Normally when you are going through tough times you may get into a shell, not wanting to reach out even to people who really matter to you and care for you. But when it’s a moment of great joy and happiness you don’t usually do that right? Generally by and large we like having people around us during our special moments, people who really matter to us. It’s also a time when people get to unwind and go back in time, as they tend to relive their past days of glory. That’s why weddings make no sense unless you are surrounded by really genuine friends of yours, people who have stood by you during days of gloom and bloom alike. We only tend to think of naughty bachelors/bachelorette parties when it comes to weddings when friends are coming over, but isn’t there something which goes beyond that? Why am I mentioning all this? Well when I’m about to share my take on Pan Nalin’s Angry Indian Goddesses there’s no way I can start any other way :).
The film starts off in quite an explosive fashion, as we quickly get introduced to all the 7 protagonists in the film. Thankfully there is no voice over, there is no detailing as such, and we see the women in their environments, going about their regular routine, giving us an insight into themselves and their lives. Frieda Da Silva (Sarah-Jane Dias) a well-known fashion photographer is based in Goa and she invites all her friends over to spend a few days with her and attend her wedding. Her friends are all interesting personalities, ‘Mad’ Madhurita (Anushka Manchanda), a popular singer and ‘Pammy’ Pamela Jaswal (Pavleen Gujral), a housewife are friends of Frieda from her college days. ‘Jo’ Joanna (Amrit Maghera), a half-British,half-Indian aspiring Bollywood actress is Frieda’s cousin sister, ‘Su’ Suranjana (Sandhya Mridul), a corporate honcho is Frieda’s mentor of sorts and Lakshmi (Rajshri Deshpande) is Frieda’s housemaid and childhood friend. Nargis Nasreen (Tannishtha Chatterjee) a social activist seems to be the odd woman out in the group, all of them are quite surprised to know of Frieda’s wedding being fixed. And none of them seem to be aware of whom she is getting married to.

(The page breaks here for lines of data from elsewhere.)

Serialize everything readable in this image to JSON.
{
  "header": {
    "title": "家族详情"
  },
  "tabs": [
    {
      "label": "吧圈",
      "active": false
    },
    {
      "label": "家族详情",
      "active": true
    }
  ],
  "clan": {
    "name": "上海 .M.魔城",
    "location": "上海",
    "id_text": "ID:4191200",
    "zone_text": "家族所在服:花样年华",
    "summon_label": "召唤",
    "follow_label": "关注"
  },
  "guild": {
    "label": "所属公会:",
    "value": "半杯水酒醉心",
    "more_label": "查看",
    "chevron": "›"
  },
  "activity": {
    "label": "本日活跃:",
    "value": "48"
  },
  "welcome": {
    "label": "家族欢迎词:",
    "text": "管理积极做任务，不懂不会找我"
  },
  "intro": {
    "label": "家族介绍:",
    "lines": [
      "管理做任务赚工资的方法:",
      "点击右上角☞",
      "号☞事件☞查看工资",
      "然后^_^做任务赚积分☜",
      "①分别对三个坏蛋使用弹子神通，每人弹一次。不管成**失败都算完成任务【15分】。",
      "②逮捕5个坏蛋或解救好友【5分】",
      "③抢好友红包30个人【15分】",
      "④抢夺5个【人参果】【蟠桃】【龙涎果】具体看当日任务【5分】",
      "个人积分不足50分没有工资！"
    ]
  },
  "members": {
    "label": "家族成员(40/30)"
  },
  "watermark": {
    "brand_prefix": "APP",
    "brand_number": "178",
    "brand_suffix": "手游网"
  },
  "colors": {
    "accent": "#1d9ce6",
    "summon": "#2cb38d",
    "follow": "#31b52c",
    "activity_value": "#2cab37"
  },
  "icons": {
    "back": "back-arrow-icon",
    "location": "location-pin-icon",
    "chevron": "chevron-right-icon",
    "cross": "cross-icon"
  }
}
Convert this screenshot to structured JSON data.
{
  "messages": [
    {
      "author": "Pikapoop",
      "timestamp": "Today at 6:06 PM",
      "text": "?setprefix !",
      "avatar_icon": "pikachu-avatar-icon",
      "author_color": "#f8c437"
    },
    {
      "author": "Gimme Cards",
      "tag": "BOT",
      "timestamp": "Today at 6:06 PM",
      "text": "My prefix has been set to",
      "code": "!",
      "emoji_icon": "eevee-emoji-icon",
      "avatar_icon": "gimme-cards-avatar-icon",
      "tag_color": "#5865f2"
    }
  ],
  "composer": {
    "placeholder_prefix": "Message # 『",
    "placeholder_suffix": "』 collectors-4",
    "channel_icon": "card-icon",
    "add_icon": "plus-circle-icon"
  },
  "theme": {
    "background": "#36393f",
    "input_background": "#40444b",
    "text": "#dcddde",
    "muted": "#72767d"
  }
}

The women go on to spend some quality time together, there are nostalgic moments woven in, lot of introspection that happens, and they get to know each other in the group very well. Thankfully they don’t sit and end up just cribbing about their husbands/boyfriends and instead seem to have a lot more in their lives to look forward to. Be it ogling at their sexy neighbor or supporting each other when needed, slowly but surely they form a close knit unit over the days that they spend together. There’s a moment when Madhurita’s boyfriend (Arjun Mathur) suddenly lands up at Frieda’s place, surprising everyone and spooking Madhurita. Just when I groaned thinking ok now here’s time for some heavy duty emotional drama, nothing like that happens and the guy goes back as quickly as he had come in, in the process we get to understand Madhurita a little more. All of them appear to have strong and interesting personalities, yet they have their weaknesses as well.

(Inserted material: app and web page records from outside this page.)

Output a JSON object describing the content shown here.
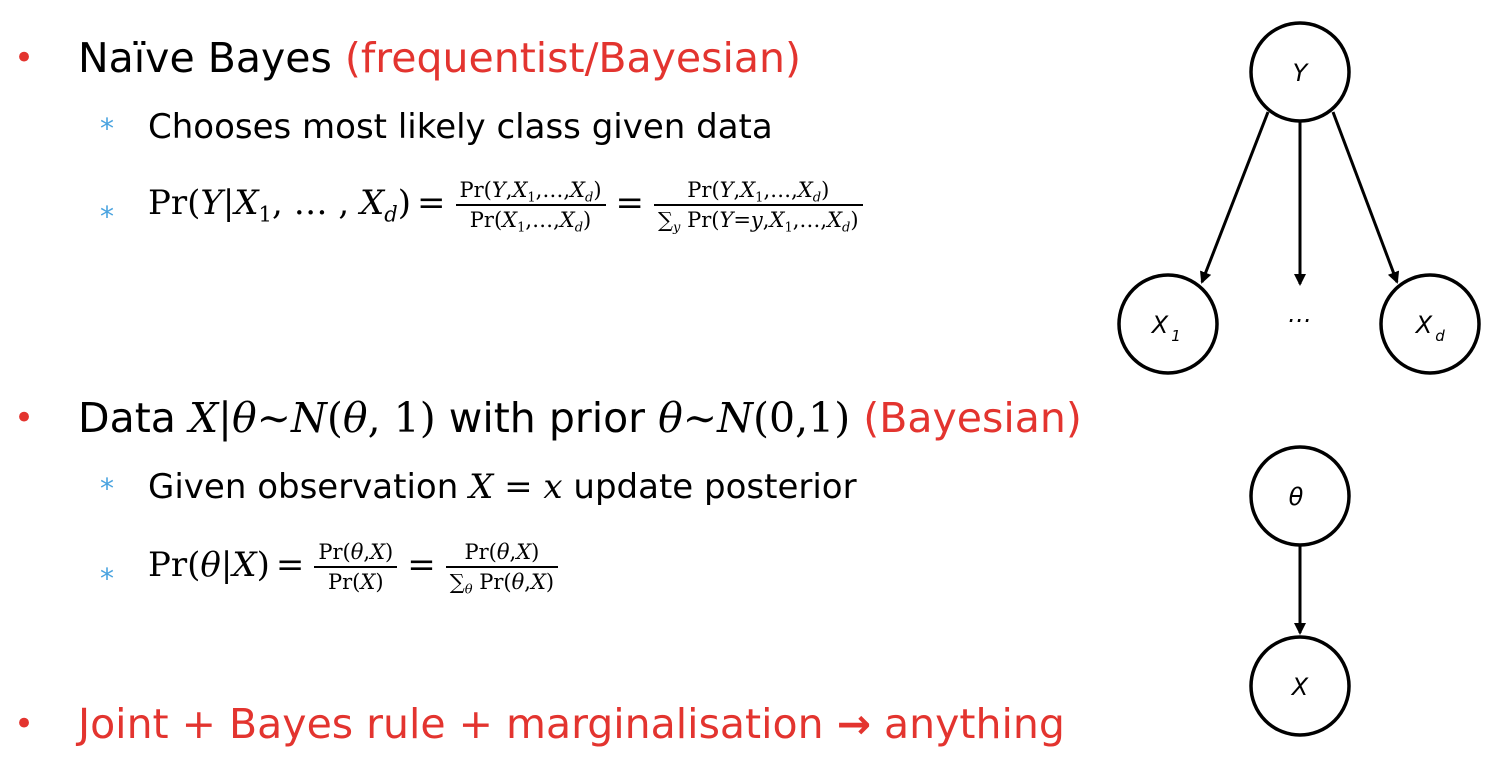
{
  "bullet1": {
    "marker": "•",
    "title": "Naïve Bayes",
    "tag": "(frequentist/Bayesian)",
    "sub1": {
      "marker": "*",
      "text": "Chooses most likely class given data"
    },
    "sub2": {
      "marker": "*",
      "lhs": "Pr(Y|X₁, … , X_d)",
      "f1_num": "Pr(Y,X₁,…,X_d)",
      "f1_den": "Pr(X₁,…,X_d)",
      "f2_num": "Pr(Y,X₁,…,X_d)",
      "f2_den": "∑_y Pr(Y=y,X₁,…,X_d)"
    }
  },
  "bullet2": {
    "marker": "•",
    "prefix": "Data",
    "math1": "X|θ∼N(θ, 1)",
    "middle": "with prior",
    "math2": "θ∼N(0,1)",
    "tag": "(Bayesian)",
    "sub1": {
      "marker": "*",
      "prefix": "Given observation",
      "math": "X = x",
      "suffix": "update posterior"
    },
    "sub2": {
      "marker": "*",
      "lhs": "Pr(θ|X)",
      "f1_num": "Pr(θ,X)",
      "f1_den": "Pr(X)",
      "f2_num": "Pr(θ,X)",
      "f2_den": "∑_θ Pr(θ,X)"
    }
  },
  "bullet3": {
    "marker": "•",
    "text_before": "Joint + Bayes rule + marginalisation",
    "arrow": "→",
    "text_after": "anything"
  },
  "graph1": {
    "nodes": [
      {
        "id": "Y",
        "label": "Y",
        "sub": ""
      },
      {
        "id": "X1",
        "label": "X",
        "sub": "1"
      },
      {
        "id": "Xd",
        "label": "X",
        "sub": "d"
      }
    ],
    "ellipsis": "…",
    "edges": [
      [
        "Y",
        "X1"
      ],
      [
        "Y",
        "ellipsis"
      ],
      [
        "Y",
        "Xd"
      ]
    ]
  },
  "graph2": {
    "nodes": [
      {
        "id": "theta",
        "label": "θ"
      },
      {
        "id": "X",
        "label": "X"
      }
    ],
    "edges": [
      [
        "theta",
        "X"
      ]
    ]
  },
  "colors": {
    "accent_red": "#e3342f",
    "sub_bullet_blue": "#4aa3df",
    "text": "#000000"
  }
}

Like it’s interesting to see how Suranjana who is a tough nut at work, isn’t really aware of how lonely her daughter actually is despite her presence. All of them assume Madhurita is a successful singer, but she has her own battles to face, her career seems to have hit a roadblock leading her into bouts of depression. Pamela is unhappy being the typical wife and daughter in law, leading a stifled life at home. Joanna faces a lot of issues at work, most people considering her as an outsider in Bollywood. Lakshmi has been living with a mission; she has a deep burning need to avenge the death of her brother. We get to see all these in quite a subtle, natural flow and thankfully without any emotional outbreak. Even when Suranjana and Nargis meet each other and express dismay, thanks to their rivalry at work (Nargis leads an agitation against a proposed plant to be set up by Suranjana’s company), the situation is handled tactfully and Pan Nalin avoids going into a heavy confrontation.

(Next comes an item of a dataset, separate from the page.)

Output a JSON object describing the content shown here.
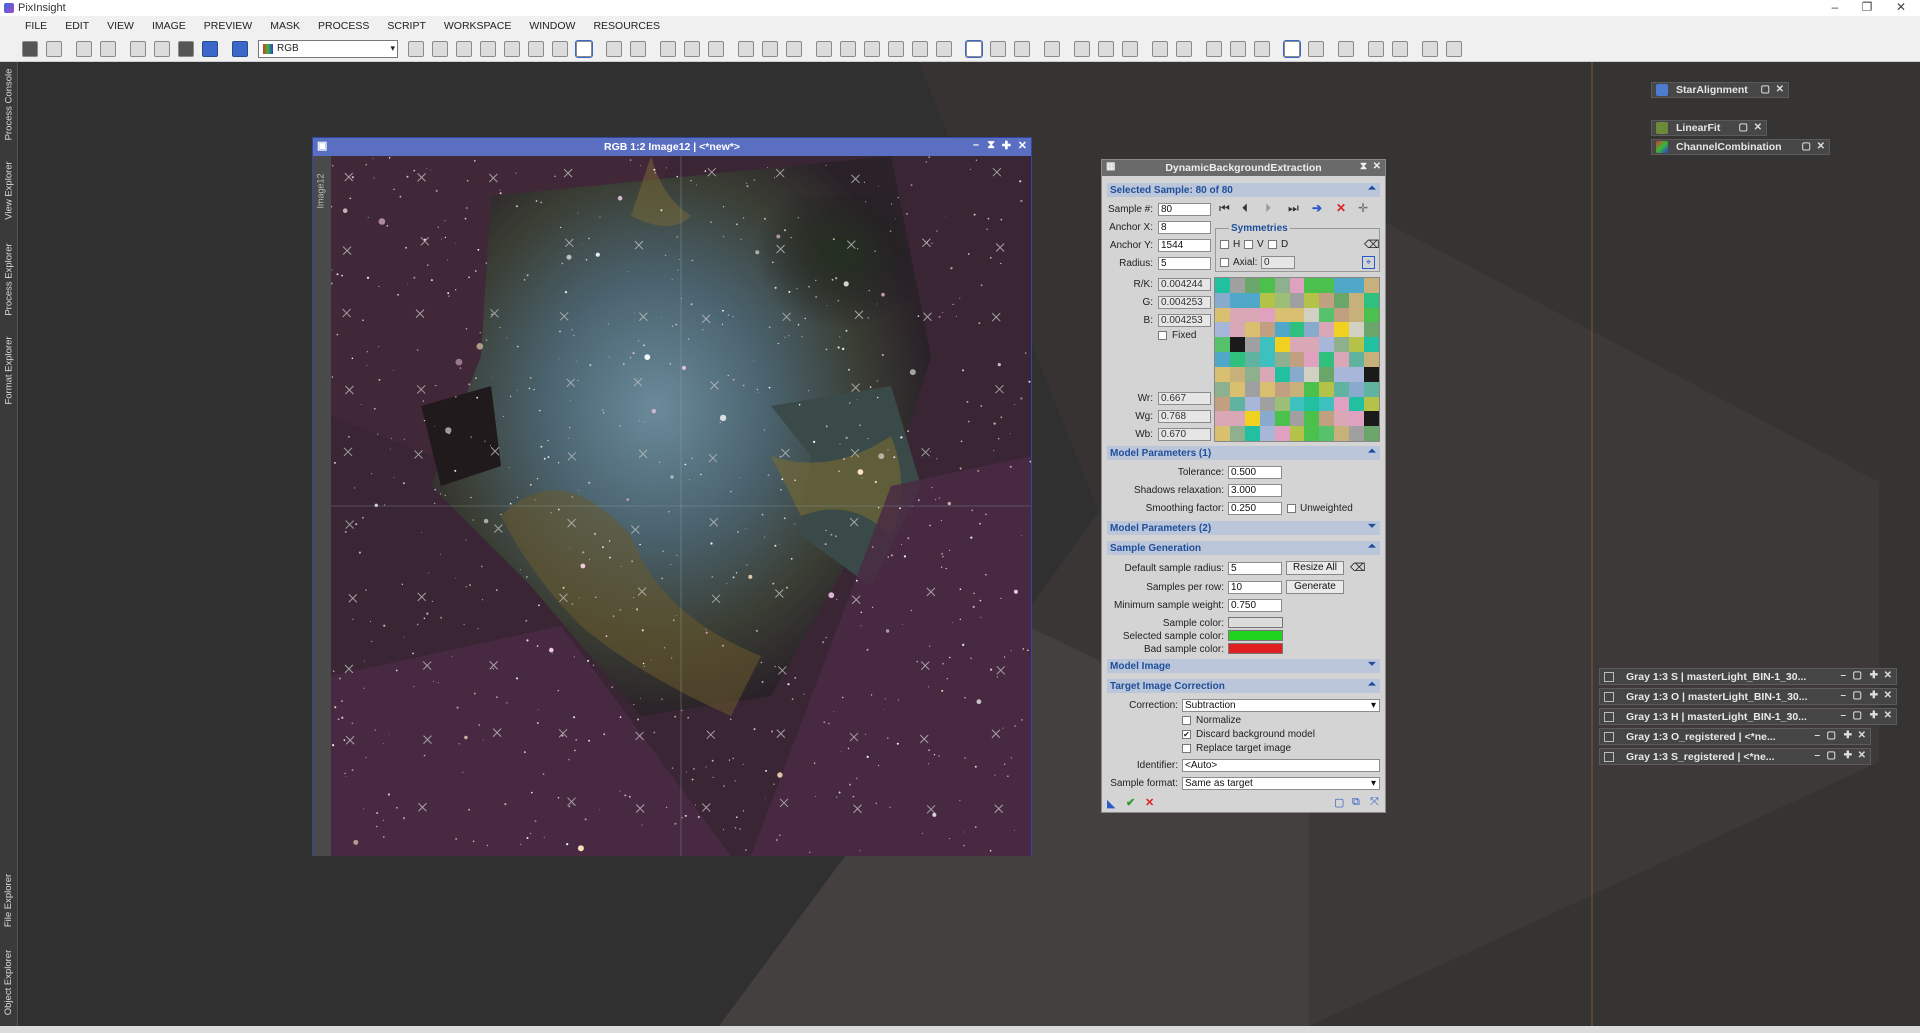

The women share great camaraderie and that works quite well in favour of the film, it looks like Pan Nalin ensured that they bonded well much before the film shoot started perhaps, making it look natural on the screen. In terms of writing (Pan Nalin, Subhadra Mahajan, Arsala Qureishi, Dilip Shankar) for some reason there has been an attempt to pack in way too many serious issues into a film of around 2 hours duration.Gender inequality, rape, gay rights, women’s liberation and many more such,as a result the film doesn’t really get to dwell much upon any of these points. It almost looks like an attempt to get everything ticked off in a big list. Added to it is the problem with respect to the way by which the film ends, in what looks like an attempt to suddenly wrap up the proceedings and shock the audience in the bargain as well what is shown as a means to culminate the story comes across as way too convenient and a little hard to digest as well.
For someone who has made a mark making feature films aimed at the festival circuit and the International audience, along with documentaries on interesting topics, Angry Indian Goddesses marks Pan Nalin’s entry into regular Hindi films. I was not quite sure as to how he would go about making the transition, not because he lacks the talent (I loved his work in Samsara, Valley of Flowers, Faith Connections etc.), but because I felt it wouldn’t be easy for someone with more than 2 decades in the industry to make such a drastic shift in the kind of movie making involved, compared to say someone who is relatively not that senior a filmmaker. But that concern was quite removed in the first few minutes of the film itself I must admit. Considering Angry Indian Goddesses is made by someone who is making a full on mainstream film for the first time, quite unlike anything that he has done in the past, it’s a fairly commendable effort indeed.
Another aspect that I quite liked about the film is the kind of locations used, along with the look and feel of the film itself overall. Considering that the film is based in Goa one would usually expect the film to feature the tried and tested locations, but thankfully be it Frieda’s house, her neighborhood or even the beaches, there is an element of freshness overall to the visuals. Credit to Swapnil Suhas Sonawane’s cinematography as well as production design by Aradhana Seth and art direction by Tiya Tejpal for ensuring that the look and feel of the film overall comes out pretty well. The film also benefits from wonderful music, and by that I refer both to the BGM by Cyril Morin as well as the songs composed by Ram Sampath, Anushka Manchanda and a few others. The film does not have too many supporting characters, most of the focus is on the 7 women, and that helps as well. Adil Hussain as the cop who has some significance towards the end seems to be like a fish out of water over here, adding to the already not so great ending anyway.
The leading women are all well cast and of them it is only Tannishtha Chatterjee who doesn’t get much scope in the film. Amrit Maghera, Rajshri Deshpande and Pavleen Gujral bring in some freshness, while Sarah-Jane Dias proves she is not just a good looker but also a competent performer. Anushka Manchanda makes a good transition to acting and leaves an impact while Sandhya Mridul is effective as always. Angry Indian Goddesses is an interesting film with a truly rocking start, but the way it ends is what prevents it from being a truly memorable film. Nevertheless it is indeed worth a watch for the spirited work put in by the lovely women in the film.
Note: It is unfortunate that the film got a raw deal from the censor board, having seen the uncut version I quite cannot fathom the need for going harsh with this film.